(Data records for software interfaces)
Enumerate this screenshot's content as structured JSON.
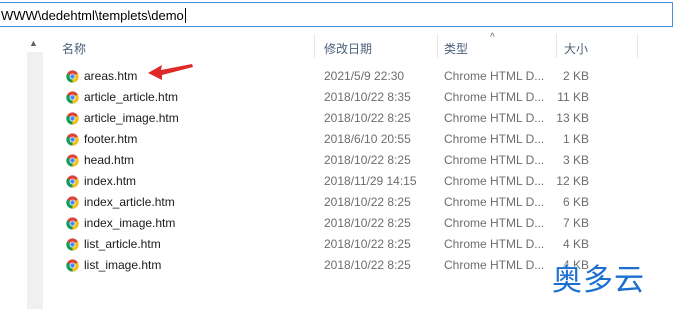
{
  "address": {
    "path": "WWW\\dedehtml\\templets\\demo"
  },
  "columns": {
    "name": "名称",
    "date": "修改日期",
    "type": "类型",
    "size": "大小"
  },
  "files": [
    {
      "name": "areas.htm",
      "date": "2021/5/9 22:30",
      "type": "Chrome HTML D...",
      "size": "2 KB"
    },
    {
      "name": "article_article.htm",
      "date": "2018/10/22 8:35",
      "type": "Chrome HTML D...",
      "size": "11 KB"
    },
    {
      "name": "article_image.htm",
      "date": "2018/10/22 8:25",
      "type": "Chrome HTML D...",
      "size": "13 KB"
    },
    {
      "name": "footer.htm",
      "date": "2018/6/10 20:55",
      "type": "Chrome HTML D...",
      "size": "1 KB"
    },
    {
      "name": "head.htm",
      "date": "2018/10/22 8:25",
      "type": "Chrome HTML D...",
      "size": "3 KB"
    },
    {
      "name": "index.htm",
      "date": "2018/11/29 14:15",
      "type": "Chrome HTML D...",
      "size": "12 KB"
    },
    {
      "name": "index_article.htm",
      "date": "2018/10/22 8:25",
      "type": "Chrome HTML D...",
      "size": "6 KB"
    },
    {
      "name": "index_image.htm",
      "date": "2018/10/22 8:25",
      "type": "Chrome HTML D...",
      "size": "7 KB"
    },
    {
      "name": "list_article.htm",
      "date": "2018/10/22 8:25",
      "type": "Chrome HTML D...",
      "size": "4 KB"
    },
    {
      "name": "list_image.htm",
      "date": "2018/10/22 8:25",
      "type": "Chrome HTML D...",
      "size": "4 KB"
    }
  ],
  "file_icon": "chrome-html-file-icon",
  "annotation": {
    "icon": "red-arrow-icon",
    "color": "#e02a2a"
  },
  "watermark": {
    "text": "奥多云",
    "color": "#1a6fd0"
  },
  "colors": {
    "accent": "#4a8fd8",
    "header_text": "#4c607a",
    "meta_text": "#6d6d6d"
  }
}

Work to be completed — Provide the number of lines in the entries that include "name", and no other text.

Answer area — 11